[Element data from apps and pages]
┄┄┄┄┄┄┄┄┄┄
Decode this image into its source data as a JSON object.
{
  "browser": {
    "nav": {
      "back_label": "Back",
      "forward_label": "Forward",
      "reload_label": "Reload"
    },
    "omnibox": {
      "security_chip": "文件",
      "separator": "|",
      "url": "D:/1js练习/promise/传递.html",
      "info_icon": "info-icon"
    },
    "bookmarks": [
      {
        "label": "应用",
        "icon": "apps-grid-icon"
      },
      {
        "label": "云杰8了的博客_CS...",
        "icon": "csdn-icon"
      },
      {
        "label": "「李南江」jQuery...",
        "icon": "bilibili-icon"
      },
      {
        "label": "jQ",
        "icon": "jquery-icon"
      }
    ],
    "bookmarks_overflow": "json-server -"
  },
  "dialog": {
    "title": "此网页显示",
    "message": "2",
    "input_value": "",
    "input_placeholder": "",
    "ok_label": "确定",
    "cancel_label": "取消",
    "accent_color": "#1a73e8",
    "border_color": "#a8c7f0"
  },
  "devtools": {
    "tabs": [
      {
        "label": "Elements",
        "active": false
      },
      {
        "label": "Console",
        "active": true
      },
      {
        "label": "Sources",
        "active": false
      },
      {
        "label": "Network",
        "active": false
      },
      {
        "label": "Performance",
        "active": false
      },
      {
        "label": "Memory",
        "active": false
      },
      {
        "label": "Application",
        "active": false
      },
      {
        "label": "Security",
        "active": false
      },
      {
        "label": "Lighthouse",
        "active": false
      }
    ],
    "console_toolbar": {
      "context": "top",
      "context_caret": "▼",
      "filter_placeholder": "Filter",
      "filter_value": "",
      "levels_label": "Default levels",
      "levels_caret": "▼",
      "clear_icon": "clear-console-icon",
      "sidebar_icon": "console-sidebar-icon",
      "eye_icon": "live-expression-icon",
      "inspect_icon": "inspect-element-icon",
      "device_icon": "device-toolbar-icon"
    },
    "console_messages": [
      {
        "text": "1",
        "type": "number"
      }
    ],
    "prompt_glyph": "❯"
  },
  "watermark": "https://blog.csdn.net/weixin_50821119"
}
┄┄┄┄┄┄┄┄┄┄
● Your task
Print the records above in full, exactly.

● Written response
Decode this image into its source data as a JSON object.
{
  "browser": {
    "nav": {
      "back_label": "Back",
      "forward_label": "Forward",
      "reload_label": "Reload"
    },
    "omnibox": {
      "security_chip": "文件",
      "separator": "|",
      "url": "D:/1js练习/promise/传递.html",
      "info_icon": "info-icon"
    },
    "bookmarks": [
      {
        "label": "应用",
        "icon": "apps-grid-icon"
      },
      {
        "label": "云杰8了的博客_CS...",
        "icon": "csdn-icon"
      },
      {
        "label": "「李南江」jQuery...",
        "icon": "bilibili-icon"
      },
      {
        "label": "jQ",
        "icon": "jquery-icon"
      }
    ],
    "bookmarks_overflow": "json-server -"
  },
  "dialog": {
    "title": "此网页显示",
    "message": "2",
    "input_value": "",
    "input_placeholder": "",
    "ok_label": "确定",
    "cancel_label": "取消",
    "accent_color": "#1a73e8",
    "border_color": "#a8c7f0"
  },
  "devtools": {
    "tabs": [
      {
        "label": "Elements",
        "active": false
      },
      {
        "label": "Console",
        "active": true
      },
      {
        "label": "Sources",
        "active": false
      },
      {
        "label": "Network",
        "active": false
      },
      {
        "label": "Performance",
        "active": false
      },
      {
        "label": "Memory",
        "active": false
      },
      {
        "label": "Application",
        "active": false
      },
      {
        "label": "Security",
        "active": false
      },
      {
        "label": "Lighthouse",
        "active": false
      }
    ],
    "console_toolbar": {
      "context": "top",
      "context_caret": "▼",
      "filter_placeholder": "Filter",
      "filter_value": "",
      "levels_label": "Default levels",
      "levels_caret": "▼",
      "clear_icon": "clear-console-icon",
      "sidebar_icon": "console-sidebar-icon",
      "eye_icon": "live-expression-icon",
      "inspect_icon": "inspect-element-icon",
      "device_icon": "device-toolbar-icon"
    },
    "console_messages": [
      {
        "text": "1",
        "type": "number"
      }
    ],
    "prompt_glyph": "❯"
  },
  "watermark": "https://blog.csdn.net/weixin_50821119"
}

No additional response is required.